While test-driving XBMC 12 during the pre-beta phase I noticed how I could use AirPlay with iTunes under Windows to get sound from my crappy laptop speakers to the home cinema setup powered by XBMC.
Thinking this should also be possible from within Ubuntu Linux sent me on a goose chase that seemed to end up nowhere.
From the 'paprefs' utility, you can actually connect with the AirPlay capabilities of XBMC. But instead of sharing sound, you in-sta crash or hang XBMC. Even better, since this functionality is managed by PulseAudio, merely logging in on Ubuntu will hang XBMC as PulseAudio keeps connecting.
I read multiple stories how this is a RAOP (I assume this is the Linuxy name for AirPlay) issue where UDP should be used but TCP is preferred or something. Looking at the libshairplay website (which seems to be used by PA), it says UDP is supposed to be working for quite some time now. I gave up on this.
Next up is sharing local audio using UPnP: paprefs => 'Network Server' => 'Make local sound devices available as DNLA/UPnP Media Server'. Fire up XBMC, search for audio using UPnP aaaaaand.... nothing.
It turns out that enabling this option only loads a module which creates an HTTP audio sink. Put another way: the audio from your sound card is shared on the network, it is just not advertised so nothing can find it.
This is the point where you need Rygel. While the description tells you about transcoding media for Xboxes and PlayStations, the core of Rygel is a UPnP media server. You need this functionality to advertise the audio sources to the local network.
If you now start Rygel (3) by typing 'rygel' you will get a listing for any found media, Rythmbox music collection (if its running) and the internal sound cards (1).
But all is not well yet: when you point XBMC to the internal sound card (or the special DNLA device if you enabled it in 'paprefs') XBMC will crash: http://trac.xbmc.org/ticket/13579
Hopefully this bug will get fixed soon but in the meantime it leaves us without streaming audio. Luckily there is another solution in the form of the GstLaunch (2) plugin for Rygel. Do note that this is another package seperate from Rygel itself (it took me 10 minutes to figure out why the plugin was seemingly awol when it was in fact not installed).

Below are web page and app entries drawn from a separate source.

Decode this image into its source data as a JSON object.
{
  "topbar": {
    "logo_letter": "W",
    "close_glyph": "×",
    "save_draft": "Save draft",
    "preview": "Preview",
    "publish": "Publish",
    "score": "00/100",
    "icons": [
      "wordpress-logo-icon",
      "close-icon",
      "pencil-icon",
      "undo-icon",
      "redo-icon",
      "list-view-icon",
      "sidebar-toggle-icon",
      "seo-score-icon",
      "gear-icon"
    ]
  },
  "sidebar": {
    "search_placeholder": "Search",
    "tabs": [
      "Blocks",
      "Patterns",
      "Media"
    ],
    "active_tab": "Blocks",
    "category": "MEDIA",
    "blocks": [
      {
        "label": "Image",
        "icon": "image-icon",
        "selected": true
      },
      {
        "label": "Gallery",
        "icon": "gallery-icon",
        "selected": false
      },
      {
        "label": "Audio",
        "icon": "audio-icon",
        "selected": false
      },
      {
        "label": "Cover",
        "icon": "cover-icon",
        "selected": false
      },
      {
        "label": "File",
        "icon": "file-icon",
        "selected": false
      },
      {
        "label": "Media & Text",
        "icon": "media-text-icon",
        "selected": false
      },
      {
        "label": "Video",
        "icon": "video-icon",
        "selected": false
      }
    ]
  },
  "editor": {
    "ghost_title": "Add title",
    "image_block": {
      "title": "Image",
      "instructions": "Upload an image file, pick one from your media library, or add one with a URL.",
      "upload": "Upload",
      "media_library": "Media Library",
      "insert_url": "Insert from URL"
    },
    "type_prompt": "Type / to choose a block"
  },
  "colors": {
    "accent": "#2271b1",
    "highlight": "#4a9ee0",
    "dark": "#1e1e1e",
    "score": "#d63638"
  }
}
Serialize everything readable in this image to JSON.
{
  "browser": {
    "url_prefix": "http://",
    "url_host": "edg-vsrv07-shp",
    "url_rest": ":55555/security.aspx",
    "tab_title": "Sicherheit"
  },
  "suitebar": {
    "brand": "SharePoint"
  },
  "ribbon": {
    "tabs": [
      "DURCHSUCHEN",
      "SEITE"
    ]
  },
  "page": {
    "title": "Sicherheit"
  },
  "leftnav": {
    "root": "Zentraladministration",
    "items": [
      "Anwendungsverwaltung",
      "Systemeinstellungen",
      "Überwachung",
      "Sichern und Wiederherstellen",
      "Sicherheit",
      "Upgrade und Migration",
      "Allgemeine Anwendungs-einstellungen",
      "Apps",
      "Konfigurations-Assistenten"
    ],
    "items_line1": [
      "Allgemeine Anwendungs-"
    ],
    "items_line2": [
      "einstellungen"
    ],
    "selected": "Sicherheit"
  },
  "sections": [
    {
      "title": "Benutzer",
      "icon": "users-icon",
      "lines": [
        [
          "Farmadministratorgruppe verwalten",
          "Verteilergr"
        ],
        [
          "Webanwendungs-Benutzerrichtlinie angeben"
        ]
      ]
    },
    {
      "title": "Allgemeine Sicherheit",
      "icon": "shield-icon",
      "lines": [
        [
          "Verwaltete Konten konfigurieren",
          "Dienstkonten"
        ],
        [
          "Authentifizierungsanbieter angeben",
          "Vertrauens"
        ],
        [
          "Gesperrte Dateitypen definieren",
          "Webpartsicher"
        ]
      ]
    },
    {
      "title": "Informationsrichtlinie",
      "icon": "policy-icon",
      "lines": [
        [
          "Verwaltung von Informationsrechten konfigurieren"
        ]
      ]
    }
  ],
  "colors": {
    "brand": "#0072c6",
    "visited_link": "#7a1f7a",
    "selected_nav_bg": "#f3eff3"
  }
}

The GstLauncher plugin allows you to connect a GStreamer pipeline to the network as a UPnP source. While this in theory opens up loads of fun stuff to play with, it can also be used to generate audio streams from the internal sound card for XBMC.
Open up your rygel.conf (I removed the one in ~/.config/rygel.conf and put everything in /etc/rygel.conf) and put the following in there (comment the existing GstLaunch section):
pulseaudioflac-title=FLAC on @HOSTNAME@
pulseaudioflac-launch=pulsesrc device=upnp.monitor ! flacenc quality=8
pulseaudiomp3-title=MP3 on @HOSTNAME@
pulseaudiomp3-launch=pulsesrc device=upnp.monitor ! lamemp3enc target=quality quality=6
pulseaudiopcm-title=PCM on @HOSTNAME@
pulseaudiopcm-launch=pulsesrc device=upnp.monitor ! wavenc
Feel free to cut this list down to just the formats you want (do not forget to modify launch-items accordingly). MP3 is lossy and as such lowers audio quality and has a high latency. FLAC is losless and should have low latency but XBMC refuses to play the FLAC stream. It complains about the -lack of- metadata and similar issues have been solved in GStreamer 0.11 while I am using 0.10. I assume a newer Ubuntu will fix this. Finally PCM is uncompressed wave but requires the most bandwidth - I am using this option.
You will end up with something like this:
++=> (1) PulseAudio => HTTP stream from internal audio ++
Ubuntu ++=> (2) Rygel => HTTP audio stream from GstLaunch ++=> network => XBMC
++=> (3) Rygel UPnP server ++
Note that (1) would be the preferred option as its built into Ubuntu but currently does not work in XBMC.
Start Rygel and find the GstLaunch entry in the UPnP listing. Pick one of the streams to start listening, enjoy!